Oh, and it’s my birthday month, just to put the icing on top of everything else. 🙂


I may or may not use this picture every time I talk about birthdays from now on…

What’s going on in your world this September, or what media related stories have stood out to you this week? 

Round-Up: Emma Approved, True Dystopia, and More

Round-Up is my very occasional feature where I share my favorite story and media related articles from the interwebs with you! 

Emma Approved

I am super excited about this! The same team that brought The Lizzie Bennet Diaries will soon be tackling Jane Austen’s Emma with Emma Approved! In this version of Emma, the title character is an entrepreneur and, of course, a self-proclaimed match-maker. I watched the first few episodes of Welcome to Sanditon, the Lizzie Bennet spin-off, but it ended up boring me, but I am expecting that Emma Approved will be great! 

Loving YA Books as a Grown-Up Adult

HarperCollins shared a great blog post from a member of the EpicReads team about why, as a grown-up adult, she loves young adult fiction and what she feels it has to offer adults. If you’re a fan of YA (as I know most of my blog readers are), then check it out!

Cress Cover


Speaking of young adult, have you seen the new cover for the next installment of The Lunar Chronicles, Cress? The long hair! The red ribbon! (It seems red is a theme on these covers… hmmm…) Can’t wait! I haven’t read the first chapter yet, but it’s posted out there on the web. Google for it if you’re less lazy than me! I’ve heard great things about it!

The Abuse and True Meaning of Dystopia

As I mentioned in a recent post, the word dystopia gets tossed around a lot for stories that aren’t truly dystopic. And I understand, I’m guilty of it too, but I do think it’s important to recognize the true meaning of the word. Shanelle at The Tracery of Ink elaborated on the matter further, and I would encourage you to check her post out!

Blogging News

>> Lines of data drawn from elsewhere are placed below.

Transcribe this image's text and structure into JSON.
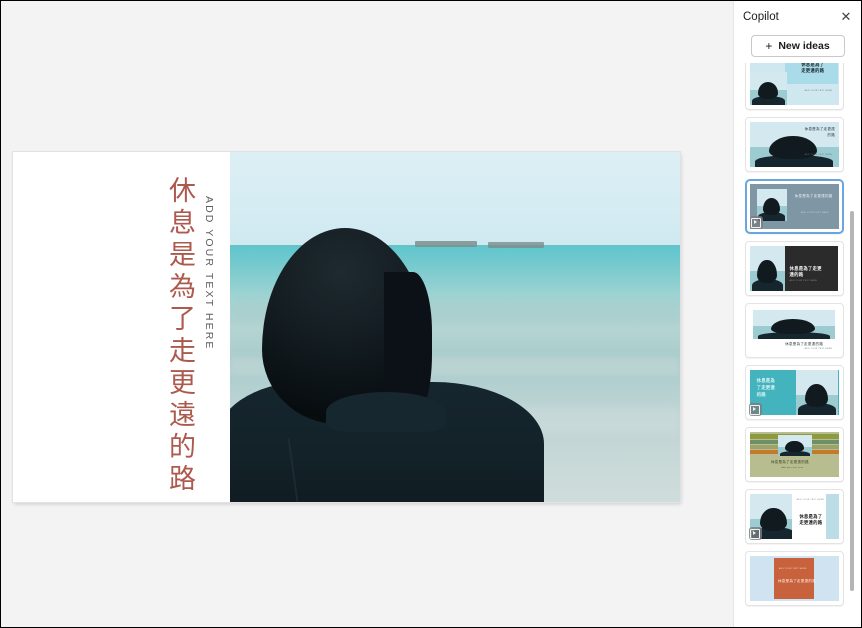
{
  "canvas": {
    "background_color": "#f3f3f3",
    "slide": {
      "headline_vertical": "休息是為了走更遠的路",
      "subtitle_vertical": "ADD YOUR TEXT HERE",
      "headline_color": "#ad5a4e",
      "subtitle_color": "#5d5d5d",
      "background_color": "#ffffff",
      "photo_alt": "person with black bob haircut facing turquoise sea"
    }
  },
  "copilot": {
    "title": "Copilot",
    "close_label": "✕",
    "new_ideas": {
      "label": "New ideas",
      "icon": "plus-icon"
    },
    "selected_index": 2,
    "accent_color": "#6aa6dd",
    "designs": [
      {
        "name": "design-light-blue-top-text",
        "layout": "photo-left-text-right-band",
        "bg": "#cfe7ef",
        "title": "休息是為了\n走更遠的路",
        "caption": "ADD YOUR TEXT HERE",
        "has_video_badge": false,
        "clipped": true
      },
      {
        "name": "design-light-blue-right-text",
        "layout": "full-photo-right-text",
        "bg": "#bcdce6",
        "title": "休息是為了走更遠\n的路",
        "caption": "ADD YOUR TEXT HERE",
        "has_video_badge": false,
        "clipped": false
      },
      {
        "name": "design-slate-framed-photo",
        "layout": "slate-panel-framed-photo",
        "bg": "#7f96a5",
        "title": "休息是為了走更遠的路",
        "caption": "ADD YOUR TEXT HERE",
        "has_video_badge": true,
        "clipped": false
      },
      {
        "name": "design-dark-panel-right",
        "layout": "photo-left-dark-panel-right",
        "bg": "#2b2b2b",
        "title": "休息是為了走更\n遠的路",
        "caption": "ADD YOUR TEXT HERE",
        "has_video_badge": false,
        "clipped": false
      },
      {
        "name": "design-white-photo-top",
        "layout": "photo-top-white-caption-bottom",
        "bg": "#ffffff",
        "title": "休息是為了走更遠的路",
        "caption": "ADD YOUR TEXT HERE",
        "has_video_badge": false,
        "clipped": false
      },
      {
        "name": "design-teal-panel-left",
        "layout": "teal-panel-left-photo-right",
        "bg": "#43b3be",
        "title": "休息是為\n了走更遠\n的路",
        "caption": "",
        "has_video_badge": true,
        "clipped": false
      },
      {
        "name": "design-olive-stripes",
        "layout": "olive-stripe-bands-center-photo",
        "bg": "#9aa469",
        "title": "休息是為了走更遠的路",
        "caption": "Add your text here",
        "has_video_badge": false,
        "clipped": false
      },
      {
        "name": "design-white-card-center",
        "layout": "photo-left-white-card-center",
        "bg": "#ffffff",
        "title": "休息是為了\n走更遠的路",
        "caption": "ADD YOUR TEXT HERE",
        "has_video_badge": true,
        "clipped": false
      },
      {
        "name": "design-orange-center-box",
        "layout": "light-blue-bg-orange-center-box",
        "bg": "#c8623c",
        "title": "休息是為了走更遠的路",
        "caption": "ADD YOUR TEXT HERE",
        "has_video_badge": false,
        "clipped": true
      }
    ]
  },
  "scrollbar": {
    "name": "designs-scrollbar",
    "orientation": "vertical"
  }
}
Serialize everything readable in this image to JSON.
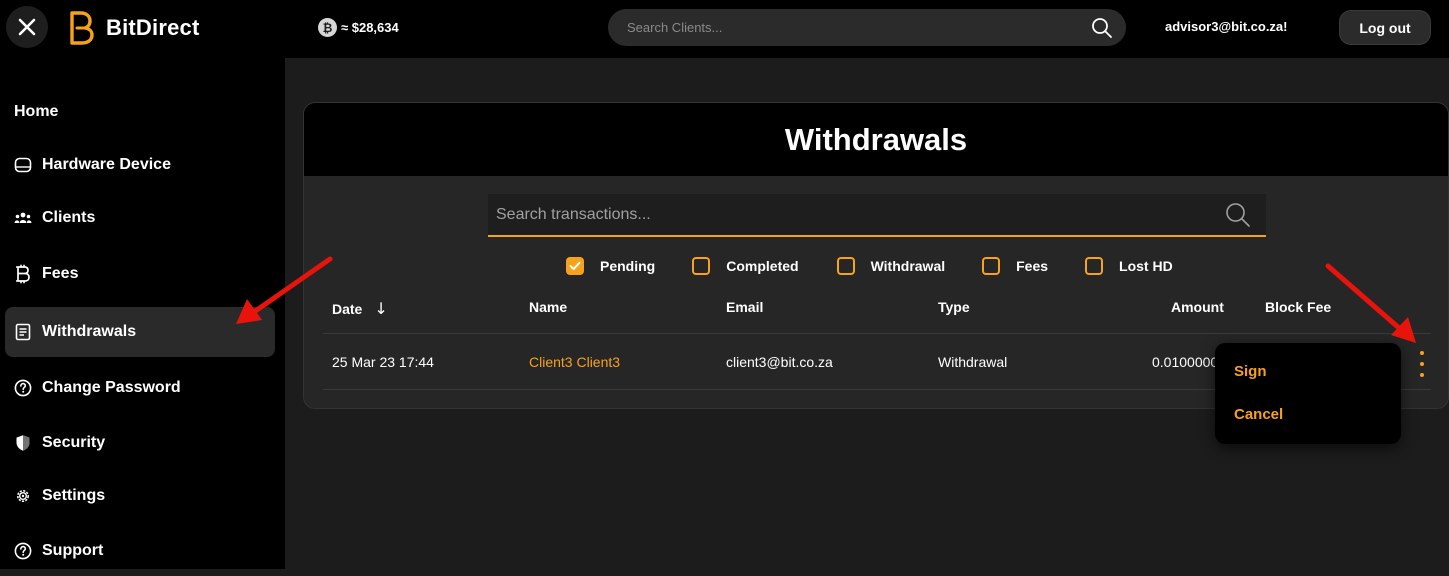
{
  "app": {
    "brand": "BitDirect",
    "btc_symbol": "₿",
    "btc_price": "≈ $28,634",
    "search_placeholder": "Search Clients...",
    "user_email": "advisor3@bit.co.za!",
    "logout_label": "Log out",
    "accent_color": "#f7a21b"
  },
  "sidebar": {
    "items": [
      {
        "label": "Home",
        "icon": "none",
        "active": false
      },
      {
        "label": "Hardware Device",
        "icon": "hardware-device-icon",
        "active": false
      },
      {
        "label": "Clients",
        "icon": "clients-icon",
        "active": false
      },
      {
        "label": "Fees",
        "icon": "bitcoin-icon",
        "active": false
      },
      {
        "label": "Withdrawals",
        "icon": "withdrawals-icon",
        "active": true
      },
      {
        "label": "Change Password",
        "icon": "question-icon",
        "active": false
      },
      {
        "label": "Security",
        "icon": "shield-icon",
        "active": false
      },
      {
        "label": "Settings",
        "icon": "gear-icon",
        "active": false
      },
      {
        "label": "Support",
        "icon": "support-icon",
        "active": false
      }
    ]
  },
  "withdrawals": {
    "title": "Withdrawals",
    "search_placeholder": "Search transactions...",
    "filters": [
      {
        "label": "Pending",
        "checked": true
      },
      {
        "label": "Completed",
        "checked": false
      },
      {
        "label": "Withdrawal",
        "checked": false
      },
      {
        "label": "Fees",
        "checked": false
      },
      {
        "label": "Lost HD",
        "checked": false
      }
    ],
    "columns": {
      "date": "Date",
      "sort_symbol": "↓",
      "name": "Name",
      "email": "Email",
      "type": "Type",
      "amount": "Amount",
      "block_fee": "Block Fee"
    },
    "rows": [
      {
        "date": "25 Mar 23 17:44",
        "name": "Client3 Client3",
        "email": "client3@bit.co.za",
        "type": "Withdrawal",
        "amount": "0.0100000"
      }
    ],
    "row_menu": {
      "sign_label": "Sign",
      "cancel_label": "Cancel"
    }
  }
}
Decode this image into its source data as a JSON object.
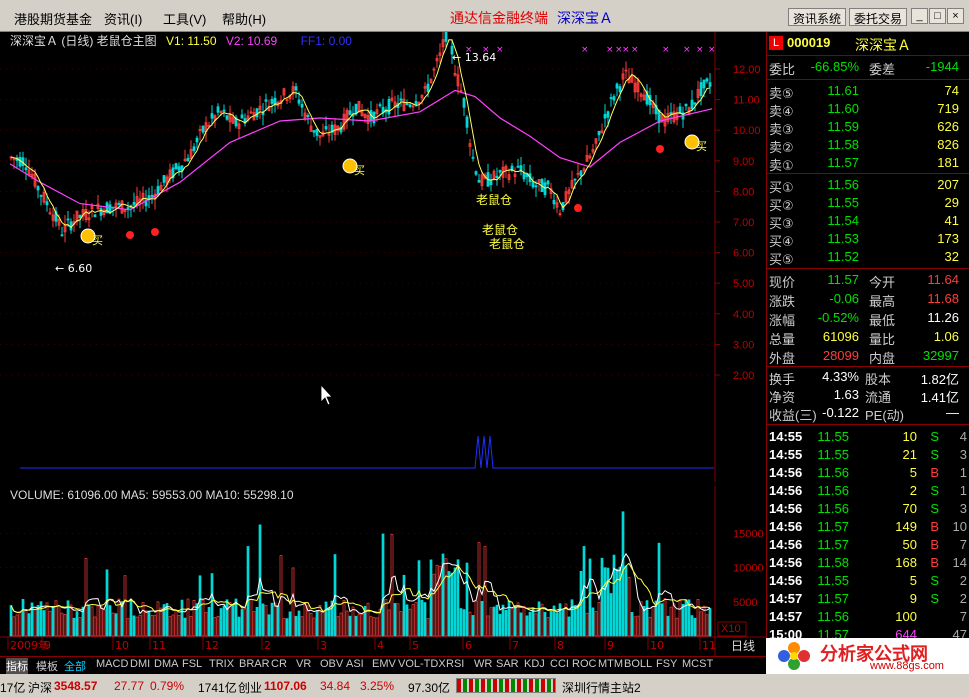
{
  "menu": {
    "items": [
      "港股期货基金",
      "资讯(I)",
      "工具(V)",
      "帮助(H)"
    ],
    "title": "通达信金融终端",
    "subtitle": "深深宝Ａ",
    "btn_news": "资讯系统",
    "btn_trade": "委托交易"
  },
  "chart": {
    "header_name": "深深宝Ａ (日线) 老鼠仓主图",
    "v1": "V1: 11.50",
    "v2": "V2: 10.69",
    "ff1": "FF1: 0.00",
    "high_label": "13.64",
    "low_label": "6.60",
    "signal_mouse": "老鼠仓",
    "signal_buy": "买",
    "price_ticks": [
      "12.00",
      "11.00",
      "10.00",
      "9.00",
      "8.00",
      "7.00",
      "6.00",
      "5.00",
      "4.00",
      "3.00",
      "2.00"
    ],
    "vol_header": "VOLUME: 61096.00  MA5: 59553.00  MA10: 55298.10",
    "vol_ticks": [
      "15000",
      "10000",
      "5000"
    ],
    "vol_unit": "X10",
    "x_labels": [
      "2009年",
      "9",
      "10",
      "11",
      "12",
      "2",
      "3",
      "4",
      "5",
      "6",
      "7",
      "8",
      "9",
      "10",
      "11"
    ],
    "period": "日线"
  },
  "chart_data": {
    "type": "line",
    "title": "深深宝Ａ (日线) 老鼠仓主图",
    "x": [
      "2009-08",
      "2009-09",
      "2009-10",
      "2009-11",
      "2009-12",
      "2010-02",
      "2010-03",
      "2010-04",
      "2010-05",
      "2010-06",
      "2010-07",
      "2010-08",
      "2010-09",
      "2010-10",
      "2010-11"
    ],
    "series": [
      {
        "name": "V1",
        "values": [
          7.4,
          7.2,
          8.0,
          9.8,
          10.6,
          10.2,
          10.9,
          12.8,
          9.0,
          8.3,
          8.6,
          11.5,
          11.3,
          10.8,
          11.5
        ]
      },
      {
        "name": "V2",
        "values": [
          8.6,
          7.6,
          7.7,
          8.9,
          9.8,
          10.1,
          10.4,
          11.4,
          10.4,
          9.2,
          8.7,
          9.9,
          10.6,
          10.7,
          10.7
        ]
      }
    ],
    "ylim": [
      2,
      13
    ],
    "volume": {
      "MA5": 59553,
      "MA10": 55298.1,
      "last": 61096
    }
  },
  "quote": {
    "code": "000019",
    "name": "深深宝Ａ",
    "ratio_lab": "委比",
    "ratio_val": "-66.85%",
    "diff_lab": "委差",
    "diff_val": "-1944",
    "asks": [
      {
        "lab": "卖⑤",
        "price": "11.61",
        "vol": "74"
      },
      {
        "lab": "卖④",
        "price": "11.60",
        "vol": "719"
      },
      {
        "lab": "卖③",
        "price": "11.59",
        "vol": "626"
      },
      {
        "lab": "卖②",
        "price": "11.58",
        "vol": "826"
      },
      {
        "lab": "卖①",
        "price": "11.57",
        "vol": "181"
      }
    ],
    "bids": [
      {
        "lab": "买①",
        "price": "11.56",
        "vol": "207"
      },
      {
        "lab": "买②",
        "price": "11.55",
        "vol": "29"
      },
      {
        "lab": "买③",
        "price": "11.54",
        "vol": "41"
      },
      {
        "lab": "买④",
        "price": "11.53",
        "vol": "173"
      },
      {
        "lab": "买⑤",
        "price": "11.52",
        "vol": "32"
      }
    ],
    "stats": [
      {
        "l1": "现价",
        "v1": "11.57",
        "l2": "今开",
        "v2": "11.64"
      },
      {
        "l1": "涨跌",
        "v1": "-0.06",
        "l2": "最高",
        "v2": "11.68"
      },
      {
        "l1": "涨幅",
        "v1": "-0.52%",
        "l2": "最低",
        "v2": "11.26"
      },
      {
        "l1": "总量",
        "v1": "61096",
        "l2": "量比",
        "v2": "1.06"
      },
      {
        "l1": "外盘",
        "v1": "28099",
        "l2": "内盘",
        "v2": "32997"
      }
    ],
    "stats2": [
      {
        "l1": "换手",
        "v1": "4.33%",
        "l2": "股本",
        "v2": "1.82亿"
      },
      {
        "l1": "净资",
        "v1": "1.63",
        "l2": "流通",
        "v2": "1.41亿"
      },
      {
        "l1": "收益(三)",
        "v1": "-0.122",
        "l2": "PE(动)",
        "v2": "—"
      }
    ],
    "ticks": [
      {
        "t": "14:55",
        "p": "11.55",
        "v": "10",
        "s": "S",
        "n": "4"
      },
      {
        "t": "14:55",
        "p": "11.55",
        "v": "21",
        "s": "S",
        "n": "3"
      },
      {
        "t": "14:56",
        "p": "11.56",
        "v": "5",
        "s": "B",
        "n": "1"
      },
      {
        "t": "14:56",
        "p": "11.56",
        "v": "2",
        "s": "S",
        "n": "1"
      },
      {
        "t": "14:56",
        "p": "11.56",
        "v": "70",
        "s": "S",
        "n": "3"
      },
      {
        "t": "14:56",
        "p": "11.57",
        "v": "149",
        "s": "B",
        "n": "10"
      },
      {
        "t": "14:56",
        "p": "11.57",
        "v": "50",
        "s": "B",
        "n": "7"
      },
      {
        "t": "14:56",
        "p": "11.58",
        "v": "168",
        "s": "B",
        "n": "14"
      },
      {
        "t": "14:56",
        "p": "11.55",
        "v": "5",
        "s": "S",
        "n": "2"
      },
      {
        "t": "14:57",
        "p": "11.57",
        "v": "9",
        "s": "S",
        "n": "2"
      },
      {
        "t": "14:57",
        "p": "11.56",
        "v": "100",
        "s": "",
        "n": "7"
      },
      {
        "t": "15:00",
        "p": "11.57",
        "v": "644",
        "s": "",
        "n": "47"
      }
    ]
  },
  "tabs": [
    "指标",
    "模板",
    "全部",
    "MACD",
    "DMI",
    "DMA",
    "FSL",
    "TRIX",
    "BRAR",
    "CR",
    "VR",
    "OBV",
    "ASI",
    "EMV",
    "VOL-TDX",
    "RSI",
    "WR",
    "SAR",
    "KDJ",
    "CCI",
    "ROC",
    "MTM",
    "BOLL",
    "FSY",
    "MCST"
  ],
  "status": {
    "s0": "17亿",
    "sh_lab": "沪深",
    "sh_val": "3548.57",
    "sh_chg": "27.77",
    "sh_pct": "0.79%",
    "sh_amt": "1741亿",
    "cy_lab": "创业",
    "cy_val": "1107.06",
    "cy_chg": "34.84",
    "cy_pct": "3.25%",
    "cy_amt": "97.30亿",
    "server": "深圳行情主站2"
  },
  "logo": {
    "text": "分析家公式网",
    "url_text": "www.88gs.com"
  },
  "colors": {
    "up": "#ff3c3c",
    "down": "#00e0e0",
    "green": "#00d000",
    "yellow": "#ffff40",
    "magenta": "#ff40ff"
  }
}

I mentioned in my mini-review of 1984 that I would be elaborating more on the final act of the book, where the main character is tortured, in a future post. Tentatively scheduled for Friday, I will be posting a comparison of the torture scenes in 1984 with the Star Trek: The Next Generation episode Chain of Command, Part II. It was only a matter of time before I did a post like this where I compared something in a book I read to Star Trek! But I’ll be bringing in some psychology as well, and yes it will be nerdy, but I am so excited and hope you guys will enjoy reading it.

Book Aquistions


I finally took advantage of the sale at Epic Reads for the Pivot Point e-book for $1.99, and will be buying What’s Left of Me pretty soon (as in, once it’s out in paperback later this month). I was going to pre-order it on Amazon yesterday but… long story. I’ve heard some good things about Pivot Point, and since parallel universes are on my mind thanks to a certain TV show I have been watching, I thought it was worth checking out. I’m going to be discussing What’s Left of Me with some fellow blogging friends online and am looking forward to reading a book about clones.

And I was excited a few weeks ago to find out I won four autographed books by one of my favorite authors, Jon Acuff! I already had two of the books (though one of them just as an e-book), but not the other two, and plus to have them autographed was exciting! I won them by filling out a survey on his blog, and was hoping to win the grand prize of a ticket to his upcoming conference, but I’m pretty happy with my “consolation prize.”

Looking forward to reading the two books I haven’t read yet! Stuff Christians Like looks absolutely hilarious.

Who else is excited about Emma Approved and Cress? What are your favorite true dystopia reads? What books have you acquired recently?